WHAT TO PRODUCE.
Go through the entries below and copy each line that holds the word "Lesson".

(Stored data entries)
BEGIN
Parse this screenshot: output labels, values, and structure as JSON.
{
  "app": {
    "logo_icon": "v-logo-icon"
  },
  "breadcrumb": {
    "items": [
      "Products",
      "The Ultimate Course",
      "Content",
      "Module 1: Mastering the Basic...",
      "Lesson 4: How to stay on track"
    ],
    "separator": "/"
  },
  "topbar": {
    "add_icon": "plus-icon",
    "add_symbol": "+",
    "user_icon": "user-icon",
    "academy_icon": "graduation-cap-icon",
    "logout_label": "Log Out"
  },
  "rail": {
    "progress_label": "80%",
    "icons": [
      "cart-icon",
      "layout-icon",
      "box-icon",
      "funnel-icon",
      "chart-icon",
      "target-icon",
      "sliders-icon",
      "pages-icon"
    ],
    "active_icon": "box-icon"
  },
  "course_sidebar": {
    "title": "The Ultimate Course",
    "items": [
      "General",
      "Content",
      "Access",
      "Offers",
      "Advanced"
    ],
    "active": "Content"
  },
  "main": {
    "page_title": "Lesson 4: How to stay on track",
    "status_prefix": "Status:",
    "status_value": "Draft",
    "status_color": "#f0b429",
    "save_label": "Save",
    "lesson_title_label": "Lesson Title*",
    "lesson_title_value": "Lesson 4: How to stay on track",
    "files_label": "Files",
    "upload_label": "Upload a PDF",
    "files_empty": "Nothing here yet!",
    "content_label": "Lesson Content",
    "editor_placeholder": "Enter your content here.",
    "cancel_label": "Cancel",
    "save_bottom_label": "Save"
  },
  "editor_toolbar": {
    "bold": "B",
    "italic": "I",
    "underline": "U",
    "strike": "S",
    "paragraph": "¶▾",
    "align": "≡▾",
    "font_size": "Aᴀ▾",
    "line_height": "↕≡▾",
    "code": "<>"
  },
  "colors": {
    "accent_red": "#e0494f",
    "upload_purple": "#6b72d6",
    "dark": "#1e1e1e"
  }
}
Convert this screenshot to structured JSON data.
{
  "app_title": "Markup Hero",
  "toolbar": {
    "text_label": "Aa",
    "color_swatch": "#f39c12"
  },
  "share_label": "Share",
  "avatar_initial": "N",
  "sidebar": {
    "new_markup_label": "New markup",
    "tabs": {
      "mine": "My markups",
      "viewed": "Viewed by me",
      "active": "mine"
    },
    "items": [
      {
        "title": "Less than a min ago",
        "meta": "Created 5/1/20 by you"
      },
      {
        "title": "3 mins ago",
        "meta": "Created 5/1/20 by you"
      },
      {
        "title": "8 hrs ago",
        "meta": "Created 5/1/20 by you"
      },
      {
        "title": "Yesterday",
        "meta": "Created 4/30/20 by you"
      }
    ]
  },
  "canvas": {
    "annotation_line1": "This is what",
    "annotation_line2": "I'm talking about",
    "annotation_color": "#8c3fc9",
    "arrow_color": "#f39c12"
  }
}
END
ANSWER SPACE.
      "Lesson 4: How to stay on track"
    "page_title": "Lesson 4: How to stay on track",
    "lesson_title_label": "Lesson Title*",
    "lesson_title_value": "Lesson 4: How to stay on track",
    "content_label": "Lesson Content",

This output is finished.